The workshop was lead by one of our on campus specialists in suicide prevention. The basis of QPR is to both destigmatize talking to those we fear are at risk of suicide and educate the community on warning signs. This program encourages everyone to become gatekeepers by empowering individuals to follow simple steps when they recognize a crisis or warning signs of one to come:
Warning signs include direct verbal clues such as someone stating “I wish I were dead” and indirect clues such as the statement “I’m tired of life”. Behavioral clues may include donating or giving away treasured possessions, substance abuse, sudden disinterest in religion, or a sudden upswing in mood in someone who has been depressed for a long time. Situationally, one can pay attention to sudden changes in an individual’s life for clues of their mental state.
When we hear or witness these things, the key is not to ignore it and simply hope it will go away. As a society we are generally ill-prepared to deal with negative emotions, often quietly waiting for them to pass. However, these instances represent a meaningful opportunity to connect and ask compassionate questions. The next step is to persuade them to get help by being persistent and following up. Finding a place to refer is luckily now quite easy, however, ensuring an individual gets that needed help is more difficult. Accompanying the individual to an appointment, calling them to check in, or sitting with them and discussing options are all powerful ways that we can assist those in crisis.
As nurses, familiarizing ourselves with warning signs and becoming skilled in having difficult conversations needs be part of our training. Regardless of our position, preventing suicide is everyone’s business.
National Suicide Prevention Lifeline: 1-800-273-TALK
The Trevor Project: 1-866-488-7386
County of San Diego Access & Crisis Line: 1-888-724-7240

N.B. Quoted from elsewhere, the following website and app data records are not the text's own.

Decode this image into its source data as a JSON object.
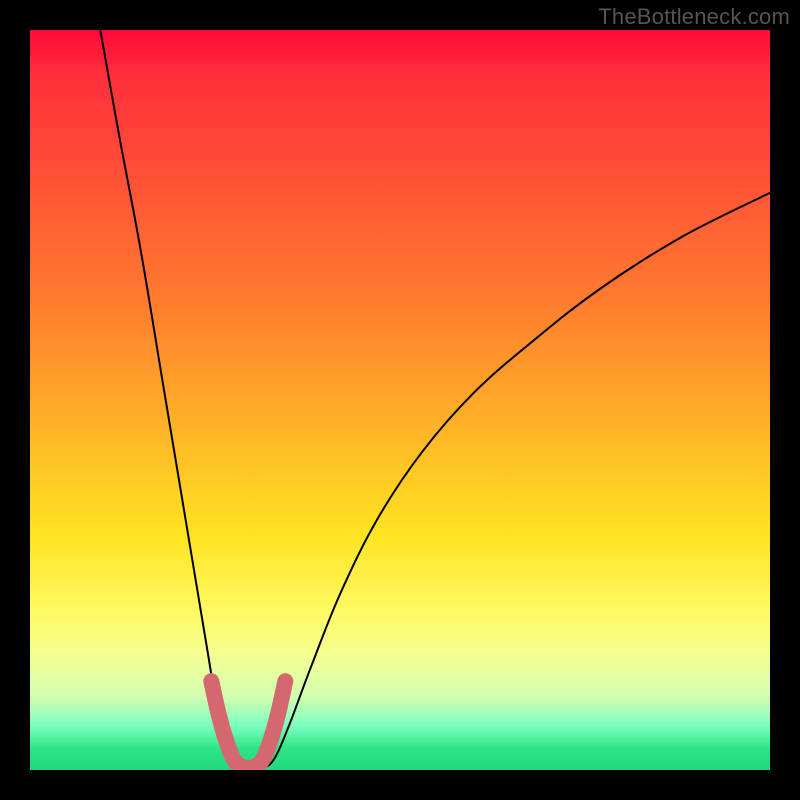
{
  "watermark": "TheBottleneck.com",
  "chart_data": {
    "type": "line",
    "title": "",
    "xlabel": "",
    "ylabel": "",
    "xlim": [
      0,
      1
    ],
    "ylim": [
      0,
      1
    ],
    "series": [
      {
        "name": "main-curve",
        "color": "#000000",
        "stroke_width": 2,
        "x": [
          0.095,
          0.12,
          0.15,
          0.18,
          0.21,
          0.24,
          0.255,
          0.27,
          0.285,
          0.3,
          0.315,
          0.33,
          0.35,
          0.38,
          0.42,
          0.47,
          0.53,
          0.6,
          0.68,
          0.77,
          0.88,
          1.0
        ],
        "y": [
          1.0,
          0.86,
          0.7,
          0.52,
          0.34,
          0.16,
          0.07,
          0.015,
          0.003,
          0.002,
          0.003,
          0.015,
          0.06,
          0.14,
          0.24,
          0.34,
          0.43,
          0.51,
          0.58,
          0.65,
          0.72,
          0.78
        ]
      },
      {
        "name": "highlight-band",
        "color": "#d4676f",
        "stroke_width": 16,
        "x": [
          0.245,
          0.255,
          0.265,
          0.275,
          0.285,
          0.295,
          0.305,
          0.315,
          0.325,
          0.335,
          0.345
        ],
        "y": [
          0.12,
          0.075,
          0.04,
          0.015,
          0.005,
          0.003,
          0.005,
          0.015,
          0.04,
          0.075,
          0.12
        ]
      }
    ]
  }
}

Our first event of the school year was a celebration of dia de los muertos, or the day of the dead. One of our own from the MEPN program, Annette, generously offered to share her experience with this holiday and led a discussion regarding the traditions surrounding it. This tradition is centered around the alter, and in this case we dedicated it to Florence Nightingale, the lady with the lamp.

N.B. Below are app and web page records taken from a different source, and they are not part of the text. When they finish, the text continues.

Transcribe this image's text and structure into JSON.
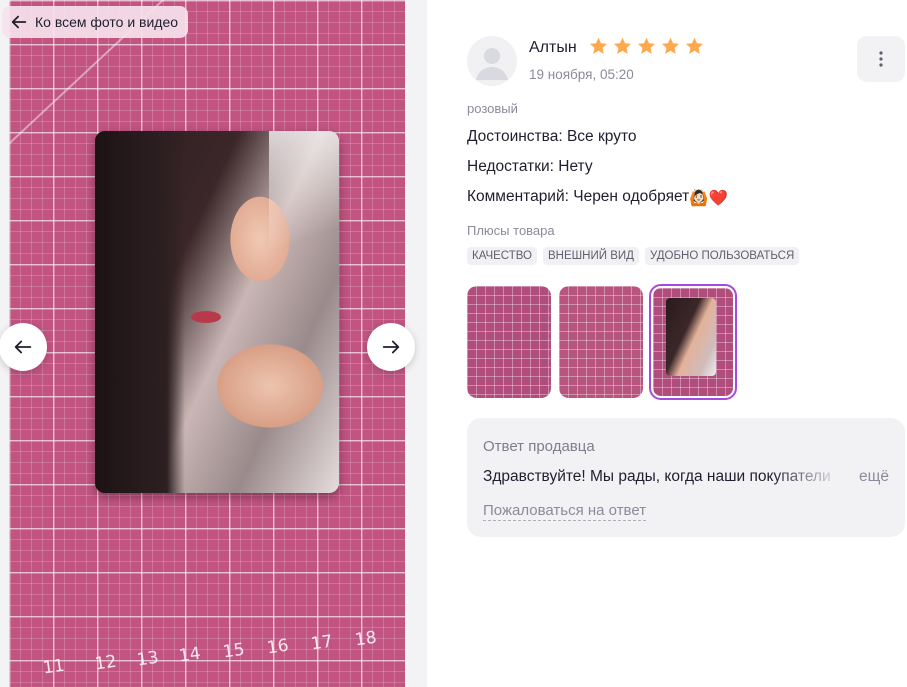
{
  "viewer": {
    "back_label": "Ко всем фото и видео",
    "ruler_numbers": [
      "11",
      "12",
      "13",
      "14",
      "15",
      "16",
      "17",
      "18"
    ]
  },
  "review": {
    "author": "Алтын",
    "rating": 5,
    "date": "19 ноября, 05:20",
    "variant": "розовый",
    "pros_line": "Достоинства: Все круто",
    "cons_line": "Недостатки: Нету",
    "comment_line": "Комментарий: Черен одобряет",
    "comment_emoji": "🙆🏻❤️",
    "pros_title": "Плюсы товара",
    "tags": [
      "КАЧЕСТВО",
      "ВНЕШНИЙ ВИД",
      "УДОБНО ПОЛЬЗОВАТЬСЯ"
    ],
    "thumbnails_count": 3,
    "selected_thumbnail": 3
  },
  "seller_answer": {
    "title": "Ответ продавца",
    "text": "Здравствуйте! Мы рады, когда наши покупатели",
    "more_label": "ещё",
    "complain_label": "Пожаловаться на ответ"
  },
  "colors": {
    "star": "#ffa94d",
    "selected_thumb": "#a54ae0",
    "mat": "#c25482"
  },
  "icons": [
    "arrow-left-icon",
    "arrow-right-icon",
    "star-icon",
    "more-vertical-icon",
    "avatar-placeholder-icon"
  ]
}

The ofrenda (alter) is meant to keep the family close, traditionally built at the cemetery where the loved one is buried. The deceased are honored with food, drink, and gifts of the things that they loved. It is believed that during these days (November 1st & 2nd) the loved ones can enter the world of the living and that to honor them brings good fortune.
Annette led a discussion on evolving traditions, including the newly established day of the dead parade in Mexico City, as well as the rising popularity of la Catrina, pictured in the painting by Diego Rivera on the screen above. She is an iconic figure within Mexican culture, representative of a more jovial approach towards death.
The group listened while munching on pan de muerto, a traditional bread representing the skull, bones, and circle of life. Annette’s mother was able to pick it up in Tijuana, a reminder as we ate of the geographical and cultural proximity we share to Mexico. We washed down the pastries with hot chocolate, commonly enjoyed during this holiday and a treat on a San Diego fall day.
It was a powerful first gathering, made more meaningful by a student teaching the group a piece of her own cultural heritage to the benefit of those who came. We are looking forward to seeing what this group can accomplish this year!